━━━━━ MATERIAL SHOWN ━━━━━

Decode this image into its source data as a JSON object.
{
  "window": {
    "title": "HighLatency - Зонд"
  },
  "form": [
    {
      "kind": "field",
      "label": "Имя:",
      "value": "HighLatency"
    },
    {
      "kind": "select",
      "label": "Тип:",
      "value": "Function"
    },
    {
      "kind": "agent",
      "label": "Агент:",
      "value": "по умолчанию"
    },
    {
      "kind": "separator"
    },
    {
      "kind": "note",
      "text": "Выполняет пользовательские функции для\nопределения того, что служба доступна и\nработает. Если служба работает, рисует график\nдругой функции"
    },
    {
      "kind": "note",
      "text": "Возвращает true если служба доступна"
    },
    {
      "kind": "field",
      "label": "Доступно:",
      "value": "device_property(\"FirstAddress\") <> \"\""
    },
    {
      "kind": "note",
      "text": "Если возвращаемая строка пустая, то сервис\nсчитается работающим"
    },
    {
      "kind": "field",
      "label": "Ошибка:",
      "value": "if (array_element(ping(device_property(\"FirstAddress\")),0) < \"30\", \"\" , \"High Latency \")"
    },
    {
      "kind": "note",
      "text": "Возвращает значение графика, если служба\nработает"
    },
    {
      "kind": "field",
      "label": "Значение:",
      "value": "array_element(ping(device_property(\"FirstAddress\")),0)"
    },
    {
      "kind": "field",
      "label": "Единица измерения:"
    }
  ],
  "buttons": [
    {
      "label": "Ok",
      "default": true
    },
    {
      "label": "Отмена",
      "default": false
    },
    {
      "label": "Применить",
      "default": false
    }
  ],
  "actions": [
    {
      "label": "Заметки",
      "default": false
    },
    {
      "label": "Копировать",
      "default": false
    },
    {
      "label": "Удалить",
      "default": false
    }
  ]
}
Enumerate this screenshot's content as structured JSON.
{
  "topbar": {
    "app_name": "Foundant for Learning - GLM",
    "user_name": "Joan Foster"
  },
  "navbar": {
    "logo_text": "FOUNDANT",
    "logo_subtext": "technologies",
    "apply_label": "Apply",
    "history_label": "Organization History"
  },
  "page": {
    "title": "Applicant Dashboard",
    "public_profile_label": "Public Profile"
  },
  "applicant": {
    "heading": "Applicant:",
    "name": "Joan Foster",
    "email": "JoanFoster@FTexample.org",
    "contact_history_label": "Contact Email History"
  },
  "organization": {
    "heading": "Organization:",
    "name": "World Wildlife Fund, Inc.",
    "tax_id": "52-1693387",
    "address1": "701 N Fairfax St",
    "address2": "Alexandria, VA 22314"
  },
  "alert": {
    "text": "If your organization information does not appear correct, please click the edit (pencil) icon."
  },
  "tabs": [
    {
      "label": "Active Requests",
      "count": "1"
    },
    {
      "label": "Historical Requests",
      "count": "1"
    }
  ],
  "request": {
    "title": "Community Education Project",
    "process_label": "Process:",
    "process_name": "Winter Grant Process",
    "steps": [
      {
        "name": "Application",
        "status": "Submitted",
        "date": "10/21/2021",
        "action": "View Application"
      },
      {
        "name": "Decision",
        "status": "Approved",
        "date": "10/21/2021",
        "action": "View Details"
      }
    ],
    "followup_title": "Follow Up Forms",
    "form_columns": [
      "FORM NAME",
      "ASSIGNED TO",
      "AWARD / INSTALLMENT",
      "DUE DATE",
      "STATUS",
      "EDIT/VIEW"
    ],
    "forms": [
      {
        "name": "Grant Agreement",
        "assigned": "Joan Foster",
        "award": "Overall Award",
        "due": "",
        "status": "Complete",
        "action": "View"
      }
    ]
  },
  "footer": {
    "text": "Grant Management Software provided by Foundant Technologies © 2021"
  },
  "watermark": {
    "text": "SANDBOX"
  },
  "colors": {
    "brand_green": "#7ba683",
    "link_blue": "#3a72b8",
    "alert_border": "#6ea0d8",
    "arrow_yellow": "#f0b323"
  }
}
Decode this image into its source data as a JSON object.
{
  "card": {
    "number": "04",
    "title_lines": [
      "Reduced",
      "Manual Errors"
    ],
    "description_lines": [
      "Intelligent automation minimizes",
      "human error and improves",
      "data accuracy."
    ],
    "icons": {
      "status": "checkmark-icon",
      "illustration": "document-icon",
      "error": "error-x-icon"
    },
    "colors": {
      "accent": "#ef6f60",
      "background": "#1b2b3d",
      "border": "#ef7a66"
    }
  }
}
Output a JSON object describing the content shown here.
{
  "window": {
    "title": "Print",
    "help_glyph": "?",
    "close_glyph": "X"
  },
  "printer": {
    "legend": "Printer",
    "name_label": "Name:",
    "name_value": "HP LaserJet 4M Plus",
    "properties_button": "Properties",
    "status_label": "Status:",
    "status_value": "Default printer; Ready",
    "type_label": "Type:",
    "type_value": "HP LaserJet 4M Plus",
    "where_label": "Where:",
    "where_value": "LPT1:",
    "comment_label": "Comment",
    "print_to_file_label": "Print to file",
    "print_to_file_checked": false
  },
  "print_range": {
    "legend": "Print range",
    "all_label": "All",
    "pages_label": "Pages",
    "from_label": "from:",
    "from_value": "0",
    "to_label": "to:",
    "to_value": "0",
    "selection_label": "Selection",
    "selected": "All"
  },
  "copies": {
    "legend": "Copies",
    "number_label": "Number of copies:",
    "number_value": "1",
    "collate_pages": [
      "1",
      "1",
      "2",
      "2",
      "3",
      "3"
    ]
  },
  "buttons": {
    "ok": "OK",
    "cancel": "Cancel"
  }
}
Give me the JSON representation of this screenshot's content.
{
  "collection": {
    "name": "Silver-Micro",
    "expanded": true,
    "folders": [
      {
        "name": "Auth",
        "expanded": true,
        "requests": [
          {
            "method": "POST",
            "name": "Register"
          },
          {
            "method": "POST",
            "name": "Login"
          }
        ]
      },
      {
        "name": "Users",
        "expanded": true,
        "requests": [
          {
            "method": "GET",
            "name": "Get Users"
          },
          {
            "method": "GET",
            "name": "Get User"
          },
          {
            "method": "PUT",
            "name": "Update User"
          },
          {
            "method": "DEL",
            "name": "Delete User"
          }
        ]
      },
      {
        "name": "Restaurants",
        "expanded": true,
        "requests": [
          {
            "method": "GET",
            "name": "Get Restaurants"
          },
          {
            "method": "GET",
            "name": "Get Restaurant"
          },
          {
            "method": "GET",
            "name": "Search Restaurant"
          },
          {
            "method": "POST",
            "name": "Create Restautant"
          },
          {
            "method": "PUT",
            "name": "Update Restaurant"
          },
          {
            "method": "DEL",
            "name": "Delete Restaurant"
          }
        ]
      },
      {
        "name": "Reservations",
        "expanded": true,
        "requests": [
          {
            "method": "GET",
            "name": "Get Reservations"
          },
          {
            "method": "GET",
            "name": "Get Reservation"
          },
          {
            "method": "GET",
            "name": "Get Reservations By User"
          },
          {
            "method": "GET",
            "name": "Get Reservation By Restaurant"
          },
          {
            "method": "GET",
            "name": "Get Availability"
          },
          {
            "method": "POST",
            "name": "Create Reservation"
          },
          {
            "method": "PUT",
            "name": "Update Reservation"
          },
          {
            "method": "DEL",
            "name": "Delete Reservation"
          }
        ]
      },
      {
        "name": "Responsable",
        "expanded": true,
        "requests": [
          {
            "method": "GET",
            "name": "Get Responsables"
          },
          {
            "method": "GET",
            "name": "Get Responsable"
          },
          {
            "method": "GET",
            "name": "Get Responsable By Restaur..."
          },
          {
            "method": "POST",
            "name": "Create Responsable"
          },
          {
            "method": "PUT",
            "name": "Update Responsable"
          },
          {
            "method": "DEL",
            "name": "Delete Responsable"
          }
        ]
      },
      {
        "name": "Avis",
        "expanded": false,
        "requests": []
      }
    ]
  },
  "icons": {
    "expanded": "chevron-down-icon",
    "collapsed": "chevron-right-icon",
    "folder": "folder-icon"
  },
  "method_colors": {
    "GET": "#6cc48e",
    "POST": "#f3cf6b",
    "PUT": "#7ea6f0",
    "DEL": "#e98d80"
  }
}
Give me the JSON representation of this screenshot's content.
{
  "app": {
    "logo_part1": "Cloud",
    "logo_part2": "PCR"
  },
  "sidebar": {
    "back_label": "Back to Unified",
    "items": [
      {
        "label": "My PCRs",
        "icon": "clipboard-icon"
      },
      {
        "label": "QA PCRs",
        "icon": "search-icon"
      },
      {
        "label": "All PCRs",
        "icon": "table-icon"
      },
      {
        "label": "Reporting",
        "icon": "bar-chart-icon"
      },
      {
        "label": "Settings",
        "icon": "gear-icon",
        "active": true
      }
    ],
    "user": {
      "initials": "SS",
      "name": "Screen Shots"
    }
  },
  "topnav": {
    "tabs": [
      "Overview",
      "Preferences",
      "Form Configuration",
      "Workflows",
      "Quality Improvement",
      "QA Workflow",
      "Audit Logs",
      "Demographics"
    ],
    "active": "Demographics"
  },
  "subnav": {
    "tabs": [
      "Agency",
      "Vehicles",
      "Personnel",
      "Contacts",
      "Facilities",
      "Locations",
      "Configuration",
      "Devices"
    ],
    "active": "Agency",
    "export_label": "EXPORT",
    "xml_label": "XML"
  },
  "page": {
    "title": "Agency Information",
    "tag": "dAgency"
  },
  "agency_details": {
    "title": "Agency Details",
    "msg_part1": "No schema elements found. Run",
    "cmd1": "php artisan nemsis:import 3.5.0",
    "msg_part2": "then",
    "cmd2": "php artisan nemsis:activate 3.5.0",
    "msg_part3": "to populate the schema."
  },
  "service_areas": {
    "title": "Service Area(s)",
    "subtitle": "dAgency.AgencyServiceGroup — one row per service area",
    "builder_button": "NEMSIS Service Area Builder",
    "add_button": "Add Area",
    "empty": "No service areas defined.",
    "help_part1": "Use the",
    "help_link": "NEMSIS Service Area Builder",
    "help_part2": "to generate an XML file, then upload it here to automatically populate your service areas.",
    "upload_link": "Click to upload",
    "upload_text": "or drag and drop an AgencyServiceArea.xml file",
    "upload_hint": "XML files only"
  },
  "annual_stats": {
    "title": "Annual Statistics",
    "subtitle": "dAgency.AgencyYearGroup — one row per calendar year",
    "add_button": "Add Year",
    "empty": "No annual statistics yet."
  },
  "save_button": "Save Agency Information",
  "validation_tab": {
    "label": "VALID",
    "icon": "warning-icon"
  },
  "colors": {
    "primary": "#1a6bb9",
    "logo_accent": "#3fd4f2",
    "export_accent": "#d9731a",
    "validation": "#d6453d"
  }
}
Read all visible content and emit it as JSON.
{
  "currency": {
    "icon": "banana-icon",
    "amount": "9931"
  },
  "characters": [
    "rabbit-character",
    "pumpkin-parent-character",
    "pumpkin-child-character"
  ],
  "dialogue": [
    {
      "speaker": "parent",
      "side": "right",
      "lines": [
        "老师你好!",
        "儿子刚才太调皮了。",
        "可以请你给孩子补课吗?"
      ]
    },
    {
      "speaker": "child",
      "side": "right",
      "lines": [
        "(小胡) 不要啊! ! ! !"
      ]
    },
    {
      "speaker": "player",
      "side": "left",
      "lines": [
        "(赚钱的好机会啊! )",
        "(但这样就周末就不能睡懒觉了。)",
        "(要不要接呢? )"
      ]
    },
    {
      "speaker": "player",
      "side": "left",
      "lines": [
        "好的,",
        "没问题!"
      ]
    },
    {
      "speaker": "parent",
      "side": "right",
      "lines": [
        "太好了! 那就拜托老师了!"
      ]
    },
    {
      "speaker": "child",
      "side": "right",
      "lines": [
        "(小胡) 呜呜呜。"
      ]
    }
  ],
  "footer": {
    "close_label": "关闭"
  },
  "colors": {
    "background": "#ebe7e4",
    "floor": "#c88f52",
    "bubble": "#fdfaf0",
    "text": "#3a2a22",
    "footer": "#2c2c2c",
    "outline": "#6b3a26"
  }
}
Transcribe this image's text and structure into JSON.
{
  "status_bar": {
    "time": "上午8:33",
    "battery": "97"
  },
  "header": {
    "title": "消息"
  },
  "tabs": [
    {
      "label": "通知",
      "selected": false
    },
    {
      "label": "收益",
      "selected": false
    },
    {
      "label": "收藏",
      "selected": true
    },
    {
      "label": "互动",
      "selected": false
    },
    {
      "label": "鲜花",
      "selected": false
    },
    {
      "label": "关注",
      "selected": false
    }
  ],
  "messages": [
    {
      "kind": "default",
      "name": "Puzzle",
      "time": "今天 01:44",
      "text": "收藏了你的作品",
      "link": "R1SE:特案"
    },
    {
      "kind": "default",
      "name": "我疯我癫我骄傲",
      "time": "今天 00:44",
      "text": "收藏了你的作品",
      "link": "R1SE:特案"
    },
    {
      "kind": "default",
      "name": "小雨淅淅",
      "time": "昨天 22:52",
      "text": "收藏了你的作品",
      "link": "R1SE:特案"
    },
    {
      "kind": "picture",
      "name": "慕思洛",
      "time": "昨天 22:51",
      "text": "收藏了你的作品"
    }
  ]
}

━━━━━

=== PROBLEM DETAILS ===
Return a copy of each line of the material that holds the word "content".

=== RESULT BELOW ===
Enumerate this screenshot's content as structured JSON.
Output a JSON object describing the content shown here.
Give me the JSON representation of this screenshot's content.
Give me the JSON representation of this screenshot's content.
Read all visible content and emit it as JSON.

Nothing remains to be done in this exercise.